V is for Very F***ing Amazing

Scanning with my Epson 3170 was just too much of a pain. It could only do a single scan at a time which just wasted my time. As I had also switched to a holder, I had to physically place the diffusing plastic over the frame and top corner of the holder every time I wanted to scan otherwise I would end up with horrible light banding and colour streaks. The 3170 uses a dual light strip in the hood so you don’t get an even spread of light over medium format scans. Fine for 35mm, horrible for 120.

So to up my game I picked up an Epson V700, and what a beast it is. The thing is fracking huge. Unlike the 3170 it has a single moving light which passes over negatives at the same time as the scanner lens. This is why just the hood alone is nearly as thick as the old 3170. It can handle 6 frames of 120 at once or 24 frames of 35mm (Must remember to ask them to cut strips into 6s and not 4s) and the digital ice is an absolute God send (Works brilliantly in speed mode, I’ve yet to try quality). I can just leave it scanning in the background while I get on with other things. A huge plus. Even though it has an optical resolution of 6400dpi, scanning at 2400 is more then enough for me. I can’t see me printing up 30″x30″ any time soon. People give the bundled holders a hard time but coming from the 3170 holder, they are brilliant and do a good job of holding the film flat. It’s even hooked up over Firewire! All I need now is a Mamiya 7ii and I’m set…

Vista and the new Beast.

After three years of good hard use my computer finally started to die. What first started as random crashes, soon became BIOS checksum errors and then finally memory and disk access errors. So I ordered some new parts consisting of a dual core 3ghz, 8800gts 640mb, 4gb of 8500+ ram, and to top it off Vista Ultimate 32. Assembly went well, getting Vista up and running didn’t. To cut a long story short:

1st Install: Crushing realisation that Vista32 only supports up to around 3gigs of ram and then finding that the Windows update stops Vista from booting when restarted. Let’s try again.
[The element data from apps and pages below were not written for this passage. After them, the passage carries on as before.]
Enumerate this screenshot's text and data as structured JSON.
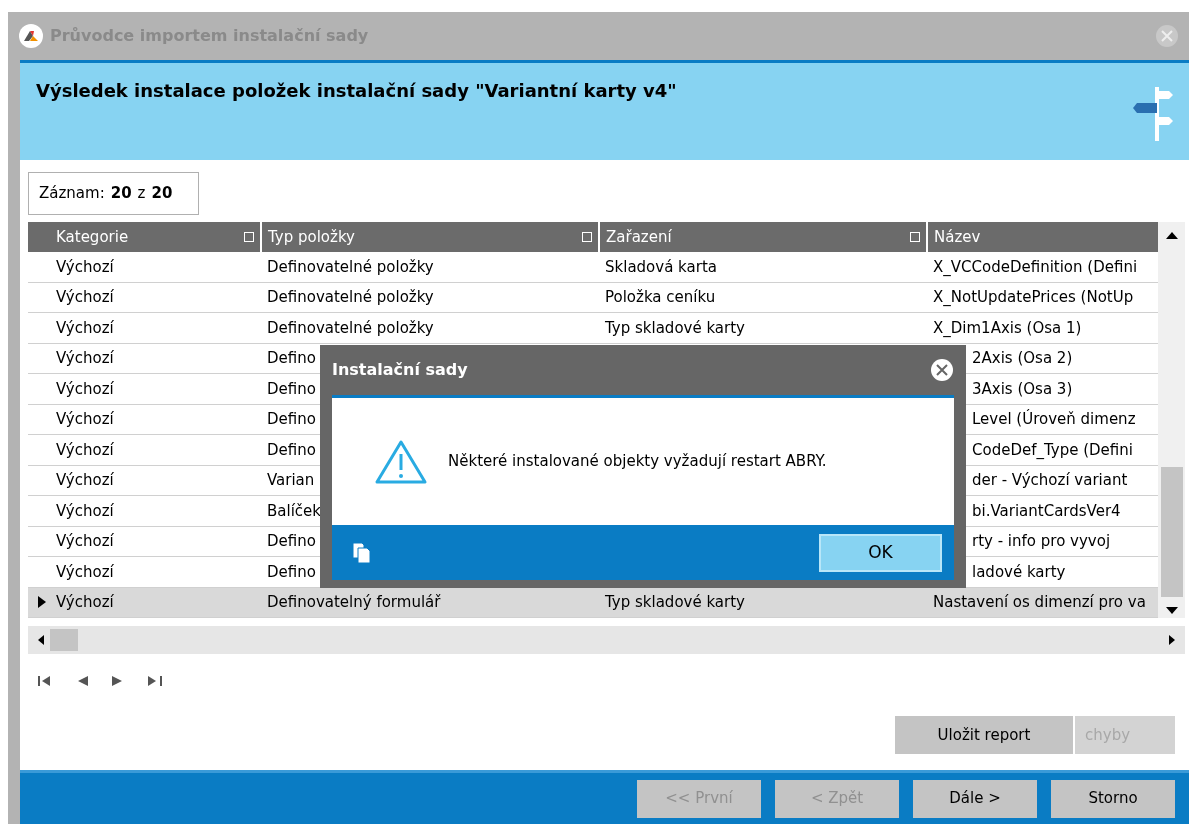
{
  "window": {
    "title": "Průvodce importem instalační sady"
  },
  "header": {
    "title": "Výsledek instalace položek instalační sady \"Variantní karty v4\""
  },
  "record": {
    "label": "Záznam:",
    "current": "20",
    "separator": "z",
    "total": "20"
  },
  "table": {
    "columns": [
      "Kategorie",
      "Typ položky",
      "Zařazení",
      "Název"
    ],
    "rows": [
      {
        "selected": false,
        "cells": [
          "Výchozí",
          "Definovatelné položky",
          "Skladová karta",
          "X_VCCodeDefinition (Defini"
        ]
      },
      {
        "selected": false,
        "cells": [
          "Výchozí",
          "Definovatelné položky",
          "Položka ceníku",
          "X_NotUpdatePrices (NotUp"
        ]
      },
      {
        "selected": false,
        "cells": [
          "Výchozí",
          "Definovatelné položky",
          "Typ skladové karty",
          "X_Dim1Axis (Osa 1)"
        ]
      },
      {
        "selected": false,
        "cells": [
          "Výchozí",
          "Defino",
          null,
          "2Axis (Osa 2)"
        ]
      },
      {
        "selected": false,
        "cells": [
          "Výchozí",
          "Defino",
          null,
          "3Axis (Osa 3)"
        ]
      },
      {
        "selected": false,
        "cells": [
          "Výchozí",
          "Defino",
          null,
          "Level (Úroveň dimenz"
        ]
      },
      {
        "selected": false,
        "cells": [
          "Výchozí",
          "Defino",
          null,
          "CodeDef_Type (Defini"
        ]
      },
      {
        "selected": false,
        "cells": [
          "Výchozí",
          "Varian",
          null,
          "der - Výchozí variant"
        ]
      },
      {
        "selected": false,
        "cells": [
          "Výchozí",
          "Balíček",
          null,
          "bi.VariantCardsVer4"
        ]
      },
      {
        "selected": false,
        "cells": [
          "Výchozí",
          "Defino",
          null,
          "rty - info pro vyvoj"
        ]
      },
      {
        "selected": false,
        "cells": [
          "Výchozí",
          "Defino",
          null,
          "ladové karty"
        ]
      },
      {
        "selected": true,
        "cells": [
          "Výchozí",
          "Definovatelný formulář",
          "Typ skladové karty",
          "Nastavení os dimenzí pro va"
        ]
      }
    ]
  },
  "actions": [
    {
      "label": "Uložit report",
      "disabled": false
    },
    {
      "label": "chyby",
      "disabled": true
    }
  ],
  "footer_buttons": [
    {
      "label": "<< První",
      "disabled": true
    },
    {
      "label": "< Zpět",
      "disabled": true
    },
    {
      "label": "Dále >",
      "disabled": false
    },
    {
      "label": "Storno",
      "disabled": false
    }
  ],
  "dialog": {
    "title": "Instalační sady",
    "message": "Některé instalované objekty vyžadují restart ABRY.",
    "button": "OK"
  }
}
2nd Install: Installs fine and then previously working network drivers crash the machine when added. After some digging around on the net, it turns out the windows update I did previously corrupts the firmware if you let it update the LAN driver. Fix is to leave it unplugged for 10 minutes. Computer boots now. Let’s try again for good luck.

3rd Install: So each time up until now I have been deleting my primary partition and reinstalling to it. Each time this has been the first partition in the list of available drives. Only this time its not. I blindly delete the wrong partition containing all my work! Nooooooo. Partition Table Doctor manages to re-write the partition table. Crisis adverted. Install goes okay and LAN drivers now work. A friend then informs me he has a Vista64 disc if I wish to use it so I nip round and pick it up.

4th Install: Now rocking Vista64 which can address all the available memory and lovin’ Aero.

It was a long 24 hours getting that machine running but boy does it fly. Oh btw, Vista rocks ;)